Rex Tillerson returned early from a trip to Africa this week, after a hint from John Kelly that he needed to be stateside. Upon returning, Kelly told him the President was firing him, making shockwaves throughout the administration and Washington for those who saw him as a moderating force.

This year has marked big changes in the Trump administration’s outward face on foreign policy. Donald Trump threatened, allies, partners and neighbors alike by unilaterally announcing tariffs on two of the world’s most traded commodities, in contravention of WTO rules. He announced this week that he would meet personally with the blood soaked dictator Kim Jong Un, breaking seven decades of decorum against meeting with a self declared enemy of the US, bent on their nuclear annihilation. A new TPP-11 agreement, minus the US was announced in the last few days, excluding the US from influence and trade with many of its close neighbors. Meanwhile, in the UK, a British national was poisoned with a nerve agent in the open. The Prime Minister of the UK publicly blamed Russia, and the administration’s spokesperson deferred judgement on the topic of whether the UK or Russia was to be believed.

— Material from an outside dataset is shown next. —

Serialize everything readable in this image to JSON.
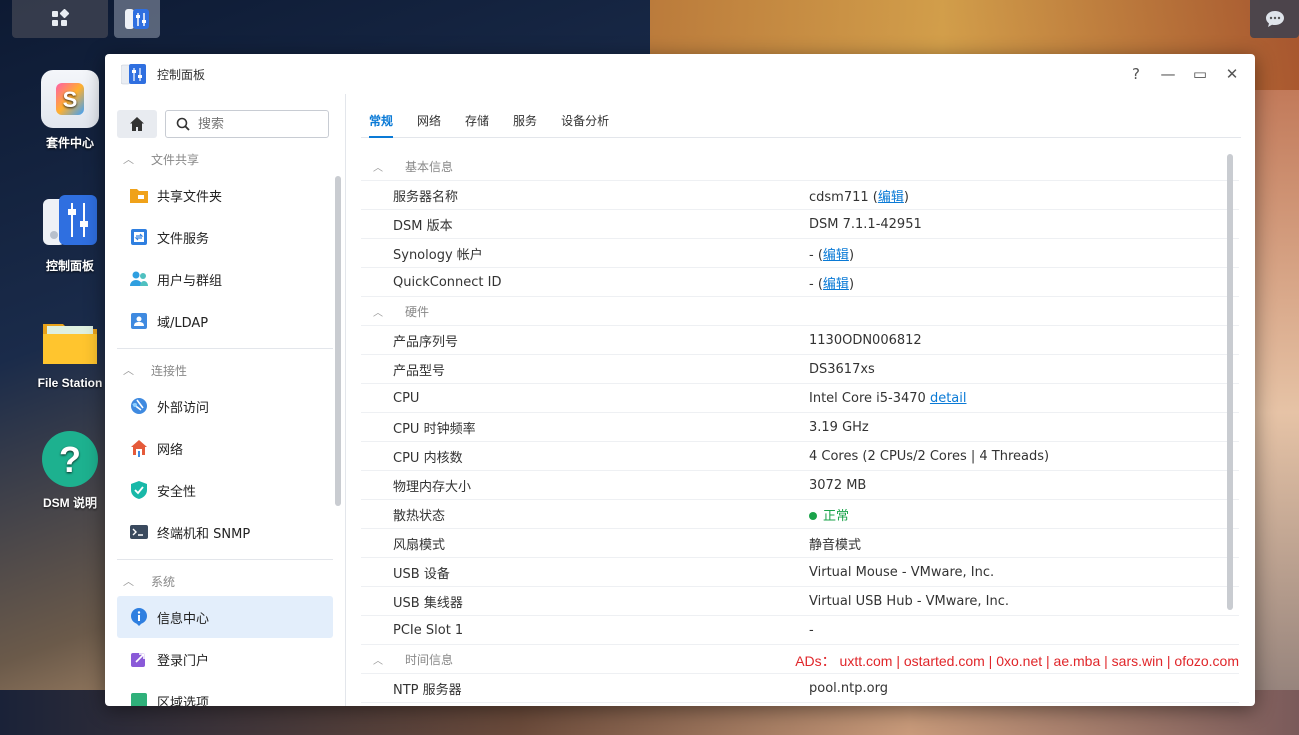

Trump’s foreign policy is schizophrenic, incomprehensible, and as crude as if it was conceived by a common primate. Donald Trump does not support American values abroad, like democracy, a free press, the power of fair courts, or separation of powers. He has spent his time in power alienating American allies, quarreling with the leaders of Canada, Mexico, Germany, and Australia. By contrast, he had praised tyrants, war criminals and evil thugs, and talked about emulating the unconstitutional policies and power grabs of people like Duterte, Xi Jinping, Erdogan, and Putin.

In the past year since he has taken office, the remarkable thing has been the gap between the words and thoughts of the President, and his Secretary of State, Rex Tillerson. When Trump makes an inane comment, is has been Tillerson who has explained it way, backtracked, and smoothed over the incinerating relationship. While Tillerson has been a destructive force himself, intent on gutting the State Department and removing the ability of the US to influence foreign governments, he has been a steady force in blunting the rusty nail covered baseball bat that is Trump’s unadulterated juvenile twitter alter-ego.

From who blame over the poisoning of Sergei Skripal should be attributed to, to whether Donald Trump would act in defense of NATO, the two have never spoken or thought in step. That makes the ouster of Rex Tillerson as shocking as it is unsurprising.

There has been no clearer, or more open gap between the two men as how to deal with North Korea. For the past year, Donald Trump made infantile twitter threats, and issued a litany of red lines for which he adhered no consequence for their crossing. He openly discussed military force, and nuclear war against the North Koreans.

He publicly undermined and attempted to sabotage Tillerson’s stated public aim of a diplomatic solution, stating many times that Tillerson was misguided, and that Trump would, eventually, find some kind of military solution.

In the past week, Trump gleefully announced that after all of this drama, he himself would meet with Kim Jong Un for talks, in contravention of months of tweeting about nuclear war. After finally following the path of Rex Tillerson, he could think of no better path to save himself the humiliation of admitting he was wrong, than firing the man who could have said, “I told you so.”

Kim has stated that he will suspend nuclear development, contingent on his meeting with Trump. Donald Trump, after all of the rhetoric about the evil and deceptive nature of the regime, takes Kim’s word at face value. In all likelihood, he will prove himself to be the fool that he is.

Staff writer: Ari B